Phyllis Rhodes

I thought The Root Worker by Rainelle Burton was a great debut novel!  Burton's style of writing is vivid!  I felt great pain for Ellen, an 11-year-old African-American girl, as I read about her abuse and long-suffering in a totally dysfunctional environment.
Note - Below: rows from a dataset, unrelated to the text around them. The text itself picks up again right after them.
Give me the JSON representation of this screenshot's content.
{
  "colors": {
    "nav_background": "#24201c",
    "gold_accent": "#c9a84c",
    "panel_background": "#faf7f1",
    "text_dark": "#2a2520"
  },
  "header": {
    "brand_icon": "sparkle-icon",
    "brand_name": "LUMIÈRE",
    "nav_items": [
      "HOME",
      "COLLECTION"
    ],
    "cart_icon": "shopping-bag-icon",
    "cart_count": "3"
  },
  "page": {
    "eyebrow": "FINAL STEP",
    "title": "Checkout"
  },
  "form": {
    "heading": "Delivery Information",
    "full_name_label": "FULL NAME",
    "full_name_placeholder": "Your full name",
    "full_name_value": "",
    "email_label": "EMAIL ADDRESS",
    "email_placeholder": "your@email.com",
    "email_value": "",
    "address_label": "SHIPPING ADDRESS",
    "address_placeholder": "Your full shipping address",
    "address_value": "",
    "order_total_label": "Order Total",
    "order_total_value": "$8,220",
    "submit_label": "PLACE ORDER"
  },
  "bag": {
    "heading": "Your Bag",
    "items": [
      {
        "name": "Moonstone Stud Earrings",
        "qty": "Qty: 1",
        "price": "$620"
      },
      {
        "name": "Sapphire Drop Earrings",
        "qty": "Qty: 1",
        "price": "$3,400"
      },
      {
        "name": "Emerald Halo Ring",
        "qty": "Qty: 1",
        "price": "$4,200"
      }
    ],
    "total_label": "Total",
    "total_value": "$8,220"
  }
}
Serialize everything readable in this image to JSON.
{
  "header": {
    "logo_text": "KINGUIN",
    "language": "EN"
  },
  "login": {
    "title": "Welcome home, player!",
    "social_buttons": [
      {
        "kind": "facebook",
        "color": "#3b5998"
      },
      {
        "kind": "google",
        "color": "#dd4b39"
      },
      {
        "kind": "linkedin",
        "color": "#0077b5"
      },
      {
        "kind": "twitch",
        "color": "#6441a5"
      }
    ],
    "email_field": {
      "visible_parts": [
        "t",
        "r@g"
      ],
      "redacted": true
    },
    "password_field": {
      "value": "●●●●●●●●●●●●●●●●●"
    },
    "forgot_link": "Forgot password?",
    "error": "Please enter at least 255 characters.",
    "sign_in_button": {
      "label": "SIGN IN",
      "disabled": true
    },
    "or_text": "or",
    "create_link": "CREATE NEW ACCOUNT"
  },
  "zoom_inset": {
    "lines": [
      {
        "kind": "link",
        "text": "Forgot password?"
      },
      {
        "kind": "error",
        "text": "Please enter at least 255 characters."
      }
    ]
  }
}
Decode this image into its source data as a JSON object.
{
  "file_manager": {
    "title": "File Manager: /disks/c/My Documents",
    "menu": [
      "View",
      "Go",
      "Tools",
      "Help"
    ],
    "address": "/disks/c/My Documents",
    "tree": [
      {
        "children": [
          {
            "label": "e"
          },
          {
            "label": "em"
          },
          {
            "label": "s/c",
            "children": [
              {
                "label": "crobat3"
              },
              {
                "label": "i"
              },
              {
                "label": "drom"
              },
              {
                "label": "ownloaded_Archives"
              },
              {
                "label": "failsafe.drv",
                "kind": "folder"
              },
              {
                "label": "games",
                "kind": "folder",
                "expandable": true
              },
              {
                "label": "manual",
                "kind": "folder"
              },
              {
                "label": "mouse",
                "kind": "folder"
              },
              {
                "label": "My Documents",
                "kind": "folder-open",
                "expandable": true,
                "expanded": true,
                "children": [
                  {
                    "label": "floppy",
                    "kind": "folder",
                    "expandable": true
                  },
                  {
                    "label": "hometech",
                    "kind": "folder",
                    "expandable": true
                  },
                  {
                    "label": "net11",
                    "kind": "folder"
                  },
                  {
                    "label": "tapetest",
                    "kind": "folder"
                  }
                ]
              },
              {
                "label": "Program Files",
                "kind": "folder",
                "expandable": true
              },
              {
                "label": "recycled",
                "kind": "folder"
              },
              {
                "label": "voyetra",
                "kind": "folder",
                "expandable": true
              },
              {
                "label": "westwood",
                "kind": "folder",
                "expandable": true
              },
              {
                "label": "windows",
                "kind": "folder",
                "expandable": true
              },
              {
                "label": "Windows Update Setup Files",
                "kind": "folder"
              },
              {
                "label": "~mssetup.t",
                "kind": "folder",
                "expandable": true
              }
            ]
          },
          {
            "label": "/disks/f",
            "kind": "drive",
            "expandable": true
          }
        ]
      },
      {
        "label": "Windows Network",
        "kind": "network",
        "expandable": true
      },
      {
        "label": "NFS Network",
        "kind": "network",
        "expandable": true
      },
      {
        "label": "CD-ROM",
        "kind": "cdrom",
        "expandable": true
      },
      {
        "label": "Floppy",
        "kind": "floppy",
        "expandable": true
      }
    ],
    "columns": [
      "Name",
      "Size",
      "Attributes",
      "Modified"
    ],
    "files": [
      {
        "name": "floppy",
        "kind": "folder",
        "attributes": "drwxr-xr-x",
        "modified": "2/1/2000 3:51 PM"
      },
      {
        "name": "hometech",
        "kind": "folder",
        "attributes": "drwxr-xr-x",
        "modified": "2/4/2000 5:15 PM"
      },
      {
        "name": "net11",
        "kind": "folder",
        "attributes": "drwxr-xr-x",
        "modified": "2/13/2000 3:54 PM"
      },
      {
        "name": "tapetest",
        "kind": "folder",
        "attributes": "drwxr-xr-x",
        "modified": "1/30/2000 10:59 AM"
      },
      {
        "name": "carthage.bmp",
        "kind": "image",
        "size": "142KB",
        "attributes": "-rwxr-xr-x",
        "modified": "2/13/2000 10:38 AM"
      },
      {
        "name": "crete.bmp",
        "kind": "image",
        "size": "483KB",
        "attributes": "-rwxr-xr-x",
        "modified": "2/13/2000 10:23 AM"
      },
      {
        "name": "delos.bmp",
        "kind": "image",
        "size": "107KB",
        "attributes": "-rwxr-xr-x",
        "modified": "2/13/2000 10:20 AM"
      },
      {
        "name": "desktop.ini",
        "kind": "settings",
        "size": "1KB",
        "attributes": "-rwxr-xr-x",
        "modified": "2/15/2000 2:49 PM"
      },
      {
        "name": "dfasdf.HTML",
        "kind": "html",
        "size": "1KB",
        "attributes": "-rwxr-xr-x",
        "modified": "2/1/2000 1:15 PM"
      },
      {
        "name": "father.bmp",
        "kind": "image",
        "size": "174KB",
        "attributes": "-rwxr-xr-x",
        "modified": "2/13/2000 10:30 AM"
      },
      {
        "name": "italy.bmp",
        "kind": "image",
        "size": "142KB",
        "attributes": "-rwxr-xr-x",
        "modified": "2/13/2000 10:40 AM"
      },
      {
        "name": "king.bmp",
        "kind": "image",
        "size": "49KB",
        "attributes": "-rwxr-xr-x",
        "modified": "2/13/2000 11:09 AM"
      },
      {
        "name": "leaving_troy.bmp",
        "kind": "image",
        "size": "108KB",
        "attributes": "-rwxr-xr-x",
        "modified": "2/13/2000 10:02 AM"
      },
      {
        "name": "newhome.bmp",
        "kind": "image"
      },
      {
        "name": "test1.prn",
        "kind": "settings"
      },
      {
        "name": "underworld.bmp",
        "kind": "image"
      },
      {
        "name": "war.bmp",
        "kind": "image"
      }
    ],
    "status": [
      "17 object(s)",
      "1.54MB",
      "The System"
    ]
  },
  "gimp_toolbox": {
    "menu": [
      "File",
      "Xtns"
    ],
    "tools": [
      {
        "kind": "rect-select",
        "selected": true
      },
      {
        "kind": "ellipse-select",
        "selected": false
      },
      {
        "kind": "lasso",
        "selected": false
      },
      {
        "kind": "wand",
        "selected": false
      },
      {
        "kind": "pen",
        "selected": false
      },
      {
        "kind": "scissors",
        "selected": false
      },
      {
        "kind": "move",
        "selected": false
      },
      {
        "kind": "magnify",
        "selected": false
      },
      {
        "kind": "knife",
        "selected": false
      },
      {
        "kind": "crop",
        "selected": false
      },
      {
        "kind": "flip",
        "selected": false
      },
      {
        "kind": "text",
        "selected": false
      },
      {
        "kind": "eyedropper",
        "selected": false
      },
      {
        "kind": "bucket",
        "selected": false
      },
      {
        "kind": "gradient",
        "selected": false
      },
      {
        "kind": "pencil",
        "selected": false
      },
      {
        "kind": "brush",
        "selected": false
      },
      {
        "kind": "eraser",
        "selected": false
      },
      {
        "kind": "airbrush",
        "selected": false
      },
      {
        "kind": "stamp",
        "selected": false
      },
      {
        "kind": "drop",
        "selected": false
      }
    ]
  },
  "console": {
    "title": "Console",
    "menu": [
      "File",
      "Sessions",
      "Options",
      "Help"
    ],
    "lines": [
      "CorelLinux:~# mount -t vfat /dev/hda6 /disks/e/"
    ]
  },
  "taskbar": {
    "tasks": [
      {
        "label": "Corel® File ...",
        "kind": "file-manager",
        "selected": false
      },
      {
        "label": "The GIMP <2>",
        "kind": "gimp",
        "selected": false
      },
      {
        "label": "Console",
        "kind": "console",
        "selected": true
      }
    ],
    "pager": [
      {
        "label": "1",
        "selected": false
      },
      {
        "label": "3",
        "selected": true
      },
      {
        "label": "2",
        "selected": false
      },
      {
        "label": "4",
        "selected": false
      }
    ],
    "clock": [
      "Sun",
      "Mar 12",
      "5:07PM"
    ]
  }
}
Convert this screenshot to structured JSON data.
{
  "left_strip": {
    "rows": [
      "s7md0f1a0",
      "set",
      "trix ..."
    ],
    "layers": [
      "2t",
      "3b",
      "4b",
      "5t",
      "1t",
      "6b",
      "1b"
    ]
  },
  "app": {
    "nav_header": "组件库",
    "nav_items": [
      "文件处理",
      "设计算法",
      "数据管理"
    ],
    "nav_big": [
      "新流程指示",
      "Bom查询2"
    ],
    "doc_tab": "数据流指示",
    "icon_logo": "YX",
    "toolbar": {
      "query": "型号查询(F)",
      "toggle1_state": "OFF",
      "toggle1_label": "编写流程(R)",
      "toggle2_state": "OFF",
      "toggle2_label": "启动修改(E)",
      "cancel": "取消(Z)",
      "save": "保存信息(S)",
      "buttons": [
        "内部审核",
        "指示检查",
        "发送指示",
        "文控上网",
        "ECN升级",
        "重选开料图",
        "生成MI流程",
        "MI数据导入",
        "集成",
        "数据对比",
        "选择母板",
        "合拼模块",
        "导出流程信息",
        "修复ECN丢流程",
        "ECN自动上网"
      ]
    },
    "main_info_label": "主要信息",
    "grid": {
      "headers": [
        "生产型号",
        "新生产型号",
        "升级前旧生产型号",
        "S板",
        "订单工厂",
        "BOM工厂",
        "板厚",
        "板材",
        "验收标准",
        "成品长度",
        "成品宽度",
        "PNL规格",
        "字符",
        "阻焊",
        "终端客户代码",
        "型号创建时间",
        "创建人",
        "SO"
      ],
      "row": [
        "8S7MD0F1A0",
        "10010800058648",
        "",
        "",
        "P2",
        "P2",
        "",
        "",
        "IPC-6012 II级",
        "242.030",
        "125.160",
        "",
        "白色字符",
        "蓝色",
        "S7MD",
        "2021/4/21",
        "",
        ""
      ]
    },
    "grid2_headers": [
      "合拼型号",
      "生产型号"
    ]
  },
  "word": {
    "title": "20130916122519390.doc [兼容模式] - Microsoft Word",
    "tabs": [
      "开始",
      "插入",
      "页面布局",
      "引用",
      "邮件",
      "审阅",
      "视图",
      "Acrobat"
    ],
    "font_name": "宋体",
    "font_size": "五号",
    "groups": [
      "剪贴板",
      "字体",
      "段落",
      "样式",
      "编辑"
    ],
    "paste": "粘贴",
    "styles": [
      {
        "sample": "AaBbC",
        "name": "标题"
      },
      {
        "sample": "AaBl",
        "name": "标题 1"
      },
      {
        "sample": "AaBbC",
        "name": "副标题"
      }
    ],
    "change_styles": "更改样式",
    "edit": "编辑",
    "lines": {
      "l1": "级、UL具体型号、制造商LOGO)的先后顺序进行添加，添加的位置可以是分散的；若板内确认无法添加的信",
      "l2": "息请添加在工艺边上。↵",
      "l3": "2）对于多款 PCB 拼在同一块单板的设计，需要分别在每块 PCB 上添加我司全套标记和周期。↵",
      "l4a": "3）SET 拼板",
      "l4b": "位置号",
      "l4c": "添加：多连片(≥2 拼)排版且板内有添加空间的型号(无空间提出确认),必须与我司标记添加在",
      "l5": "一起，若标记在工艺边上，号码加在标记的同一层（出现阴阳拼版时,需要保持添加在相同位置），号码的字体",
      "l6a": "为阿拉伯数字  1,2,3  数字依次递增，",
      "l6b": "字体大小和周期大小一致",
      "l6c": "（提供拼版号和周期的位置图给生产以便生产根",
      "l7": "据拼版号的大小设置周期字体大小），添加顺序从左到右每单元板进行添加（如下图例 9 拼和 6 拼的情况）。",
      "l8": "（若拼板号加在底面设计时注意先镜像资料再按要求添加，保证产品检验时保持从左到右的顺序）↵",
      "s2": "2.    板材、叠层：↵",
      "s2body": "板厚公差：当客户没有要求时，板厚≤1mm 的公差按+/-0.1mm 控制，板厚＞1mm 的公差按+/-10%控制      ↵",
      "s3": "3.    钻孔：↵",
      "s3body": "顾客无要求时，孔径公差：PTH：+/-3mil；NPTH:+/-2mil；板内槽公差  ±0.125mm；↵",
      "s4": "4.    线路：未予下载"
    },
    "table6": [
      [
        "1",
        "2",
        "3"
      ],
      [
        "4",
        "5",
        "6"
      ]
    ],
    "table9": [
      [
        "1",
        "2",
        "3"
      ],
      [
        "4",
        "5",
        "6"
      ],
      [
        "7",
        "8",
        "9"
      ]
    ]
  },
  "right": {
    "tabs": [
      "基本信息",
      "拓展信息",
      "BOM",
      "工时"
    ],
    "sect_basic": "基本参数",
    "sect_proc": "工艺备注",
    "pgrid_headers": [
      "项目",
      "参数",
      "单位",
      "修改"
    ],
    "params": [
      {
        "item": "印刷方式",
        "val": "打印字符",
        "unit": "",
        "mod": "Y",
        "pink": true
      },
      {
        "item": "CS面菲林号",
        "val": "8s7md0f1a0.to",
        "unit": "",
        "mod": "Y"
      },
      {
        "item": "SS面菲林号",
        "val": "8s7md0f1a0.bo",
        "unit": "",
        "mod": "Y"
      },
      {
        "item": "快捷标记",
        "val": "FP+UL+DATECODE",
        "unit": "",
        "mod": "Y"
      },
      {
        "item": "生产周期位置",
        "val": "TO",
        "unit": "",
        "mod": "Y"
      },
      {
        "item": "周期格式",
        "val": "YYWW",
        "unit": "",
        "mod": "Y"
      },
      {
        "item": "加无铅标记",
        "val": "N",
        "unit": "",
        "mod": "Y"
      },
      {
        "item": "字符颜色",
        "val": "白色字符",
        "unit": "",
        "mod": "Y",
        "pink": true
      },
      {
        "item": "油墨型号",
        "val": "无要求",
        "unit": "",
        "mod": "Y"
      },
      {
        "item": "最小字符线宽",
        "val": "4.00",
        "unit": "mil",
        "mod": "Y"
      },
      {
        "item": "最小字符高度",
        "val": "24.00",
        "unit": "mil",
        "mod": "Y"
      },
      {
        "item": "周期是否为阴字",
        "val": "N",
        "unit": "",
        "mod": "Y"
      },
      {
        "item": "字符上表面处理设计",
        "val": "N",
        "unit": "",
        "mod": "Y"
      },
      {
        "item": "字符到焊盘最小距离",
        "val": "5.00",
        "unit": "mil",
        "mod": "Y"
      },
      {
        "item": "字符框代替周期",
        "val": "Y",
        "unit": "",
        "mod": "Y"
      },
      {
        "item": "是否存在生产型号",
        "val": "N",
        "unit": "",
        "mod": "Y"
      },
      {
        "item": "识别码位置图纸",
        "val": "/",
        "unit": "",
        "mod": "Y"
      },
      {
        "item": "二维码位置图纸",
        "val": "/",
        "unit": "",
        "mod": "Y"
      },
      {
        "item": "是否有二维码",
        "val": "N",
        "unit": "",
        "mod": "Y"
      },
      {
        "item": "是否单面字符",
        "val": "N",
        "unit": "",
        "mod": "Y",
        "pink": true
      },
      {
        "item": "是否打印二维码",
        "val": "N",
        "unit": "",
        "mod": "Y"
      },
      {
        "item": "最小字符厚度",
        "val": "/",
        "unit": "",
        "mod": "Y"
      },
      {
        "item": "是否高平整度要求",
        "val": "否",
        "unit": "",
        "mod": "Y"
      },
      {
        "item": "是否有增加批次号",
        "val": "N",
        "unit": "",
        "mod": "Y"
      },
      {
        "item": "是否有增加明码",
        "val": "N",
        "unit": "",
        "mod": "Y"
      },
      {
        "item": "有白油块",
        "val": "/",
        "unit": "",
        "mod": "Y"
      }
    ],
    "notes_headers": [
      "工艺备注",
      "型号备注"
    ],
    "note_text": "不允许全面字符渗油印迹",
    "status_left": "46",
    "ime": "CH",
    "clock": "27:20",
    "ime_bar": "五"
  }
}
It was extremely sad to see that most of the physical, verbal, and mental abuse came from her immediate family, including her mother.  The mothers reliance on the root workers remedies to solve her marital problems, insecurities, and overall unhappiness exacerbates Ellens misery because the root worker tends to involve Ellen as either the cause of the ills or part of the cure.  At the urging of the Root Worker, Ellen is subjected to illogical arguments that test her Christian faith, more sexual abuse, and ingestion of ungodly concoctions.

Ellen's search for solace forces her into an alternate reality---I suppose this can be viewed as a mode of self-defense.  Outsiders view her as peculiar and ostracize her even more.  Most of the adults in the world tend to turn a blind eye to the outward physical abuse of this impoverished black child.  Because she has no friends, she invents Clarissa whom she confides her deepest thoughts.   Luckily, she is befriended and rescued by a neighbor and things look up.

The novel is told through the eyes of Ellen and I found it a little hard to follow at times, especially when defining relationships of some of the key characters and their backgrounds.  There was lack of closure with some characters and I was left wanting to know more about their fate.  Overall, it was an enjoyable read.

Nubian Circle Rating:  3.5 Stars